A co-founder of Cream, he also played with Blind Faith, Hawkwind and Fela Kuti in a long and varied career.
His style combined the lyricism of jazz with the crude power of rock. One critic said watching him was like witnessing "a human combine harvester".
But he was also a temperamental and argumentative figure, whose behaviour frequently led to on-stage punch-ups.
Nicknamed Ginger for his flaming red hair, the musician was born Peter Edward Baker in Lewisham, south London, shortly before World War Two.
His bricklayer father was killed in action in 1943, and he was brought up in near poverty by his mother, step-father and aunt.
A troubled student, he joined a local gang in his teens and became involved in petty theft. When he tried to quit, gang-members attacked him with a razor.
His early ambition was to ride in the Tour de France but was forced to quit the sport when, aged 16, his bicycle got "caught up" with a taxi.

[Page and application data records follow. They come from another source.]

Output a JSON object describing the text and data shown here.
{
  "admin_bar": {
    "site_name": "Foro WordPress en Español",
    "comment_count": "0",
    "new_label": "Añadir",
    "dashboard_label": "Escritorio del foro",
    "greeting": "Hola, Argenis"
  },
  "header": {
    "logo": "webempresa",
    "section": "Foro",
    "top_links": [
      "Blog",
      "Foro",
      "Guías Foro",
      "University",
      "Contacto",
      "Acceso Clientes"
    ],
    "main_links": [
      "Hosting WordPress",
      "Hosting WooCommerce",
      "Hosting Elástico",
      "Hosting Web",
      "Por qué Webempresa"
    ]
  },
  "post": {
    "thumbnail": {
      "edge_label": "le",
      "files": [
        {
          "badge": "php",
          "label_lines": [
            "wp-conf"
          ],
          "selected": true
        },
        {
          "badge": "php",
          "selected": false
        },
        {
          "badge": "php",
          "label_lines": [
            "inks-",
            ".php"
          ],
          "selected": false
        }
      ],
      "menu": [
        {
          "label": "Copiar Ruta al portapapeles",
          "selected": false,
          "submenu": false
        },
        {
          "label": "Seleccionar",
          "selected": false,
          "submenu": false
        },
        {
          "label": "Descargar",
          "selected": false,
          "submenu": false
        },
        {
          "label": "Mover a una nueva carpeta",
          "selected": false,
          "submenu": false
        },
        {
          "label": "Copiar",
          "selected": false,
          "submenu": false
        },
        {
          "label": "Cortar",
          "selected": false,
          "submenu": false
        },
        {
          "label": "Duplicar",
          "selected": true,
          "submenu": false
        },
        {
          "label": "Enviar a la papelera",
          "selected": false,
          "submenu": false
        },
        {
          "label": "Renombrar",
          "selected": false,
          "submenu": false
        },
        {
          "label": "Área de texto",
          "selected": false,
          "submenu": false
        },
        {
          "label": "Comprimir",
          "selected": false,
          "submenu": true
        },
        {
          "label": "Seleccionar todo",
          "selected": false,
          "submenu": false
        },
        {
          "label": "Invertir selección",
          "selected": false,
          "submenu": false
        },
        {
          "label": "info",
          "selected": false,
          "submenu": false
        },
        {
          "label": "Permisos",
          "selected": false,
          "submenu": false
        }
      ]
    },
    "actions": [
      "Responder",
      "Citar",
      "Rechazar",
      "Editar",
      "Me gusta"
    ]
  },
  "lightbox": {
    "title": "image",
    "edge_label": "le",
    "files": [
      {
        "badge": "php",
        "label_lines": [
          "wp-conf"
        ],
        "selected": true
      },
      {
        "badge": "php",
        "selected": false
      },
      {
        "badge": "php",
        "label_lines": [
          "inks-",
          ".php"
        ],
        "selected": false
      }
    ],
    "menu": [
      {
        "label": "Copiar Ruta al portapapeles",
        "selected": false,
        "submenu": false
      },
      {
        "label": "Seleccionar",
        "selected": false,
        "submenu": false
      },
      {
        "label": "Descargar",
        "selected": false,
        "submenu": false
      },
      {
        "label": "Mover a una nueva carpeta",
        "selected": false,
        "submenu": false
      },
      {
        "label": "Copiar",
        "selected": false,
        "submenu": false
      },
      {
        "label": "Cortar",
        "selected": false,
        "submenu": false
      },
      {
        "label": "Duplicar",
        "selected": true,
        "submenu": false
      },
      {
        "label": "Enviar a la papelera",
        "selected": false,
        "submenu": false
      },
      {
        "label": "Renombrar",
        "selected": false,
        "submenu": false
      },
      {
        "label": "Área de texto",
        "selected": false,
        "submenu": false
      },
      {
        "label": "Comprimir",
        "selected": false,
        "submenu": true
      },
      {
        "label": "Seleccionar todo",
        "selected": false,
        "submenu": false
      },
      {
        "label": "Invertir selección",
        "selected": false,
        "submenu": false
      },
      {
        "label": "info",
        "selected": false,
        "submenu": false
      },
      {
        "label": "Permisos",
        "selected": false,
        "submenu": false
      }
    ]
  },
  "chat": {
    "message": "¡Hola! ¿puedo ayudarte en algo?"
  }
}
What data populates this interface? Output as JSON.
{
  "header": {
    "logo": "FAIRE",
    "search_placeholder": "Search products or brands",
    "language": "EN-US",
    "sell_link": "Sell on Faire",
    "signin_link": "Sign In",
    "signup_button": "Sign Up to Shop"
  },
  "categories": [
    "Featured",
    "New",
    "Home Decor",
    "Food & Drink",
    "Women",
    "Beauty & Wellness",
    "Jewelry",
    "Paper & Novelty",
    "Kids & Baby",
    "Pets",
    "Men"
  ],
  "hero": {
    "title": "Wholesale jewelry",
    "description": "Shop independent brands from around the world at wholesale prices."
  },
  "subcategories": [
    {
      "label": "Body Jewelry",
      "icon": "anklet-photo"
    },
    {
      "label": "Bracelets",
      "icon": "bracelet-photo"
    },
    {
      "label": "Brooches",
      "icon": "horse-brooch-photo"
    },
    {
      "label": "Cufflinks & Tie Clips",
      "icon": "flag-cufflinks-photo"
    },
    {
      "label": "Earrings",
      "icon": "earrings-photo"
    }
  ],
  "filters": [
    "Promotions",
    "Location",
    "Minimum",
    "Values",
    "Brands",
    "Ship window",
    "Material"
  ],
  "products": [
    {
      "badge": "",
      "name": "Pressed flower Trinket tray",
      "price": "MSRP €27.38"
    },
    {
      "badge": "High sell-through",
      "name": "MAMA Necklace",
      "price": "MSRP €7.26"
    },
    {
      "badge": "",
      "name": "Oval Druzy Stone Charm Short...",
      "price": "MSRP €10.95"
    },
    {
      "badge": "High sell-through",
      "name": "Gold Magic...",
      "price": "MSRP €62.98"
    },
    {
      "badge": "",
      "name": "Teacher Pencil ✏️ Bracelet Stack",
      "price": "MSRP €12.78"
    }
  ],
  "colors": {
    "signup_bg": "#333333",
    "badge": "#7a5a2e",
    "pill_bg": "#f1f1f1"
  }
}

Instead, he took up drumming.
"I was always banging on the desks at school," he recalled. "So all the kids kept saying, 'Go on, go and play the drums', and I just sat down and I could play.
"It's a gift from God. You've either got it or you haven't. And I've got it: time. Natural time."
The strong legs he'd developed on long bike rides helped him play the double bass drum set-up he favoured and Baker soon talked his way into his first gig.
He played with jazz acts like Terry Lightfoot and Acker Bilk but his style - fragmented and aggressive, but articulate and insistent - was often an odd fit.
Instead, he gravitated towards London's burgeoning blues scene and, in 1962, joined Alexis Korner's Blues Incorporated on the recommendation of Charlie Watts - who was leaving to join the Rolling Stones.
Contributors marvelled at his talent, but little else. "He influenced me as a drummer, but not as a person," recalled Free's Simon Kirke, who toured with Cream.
In later years, he was beset by ill health, breaking most of his ribs and subsequently being diagnosed with a degenerative spine condition and the onset of emphysema.
"God is punishing me for my past wickedness by keeping me alive and in as much pain as He can," he told Rolling Stone at the time.
The musician fought osteoarthritis to record his final album, Why?, in 2014. Two years later, he underwent open heart surgery and announced his retirement from touring.
"Just seen doctor… big shock… no more gigs for this old drummer... everything is off," he wrote on his official blog.
"Of all things I never thought it would be my heart."
Baker's death will see him feted as one of rock's most influential musicians, but he scoffed at such accolades, insisting: "Drummers are really nothing more than time-keepers."
He told Rhythm magazine: "It's the drummer's job to make the other guys sound good."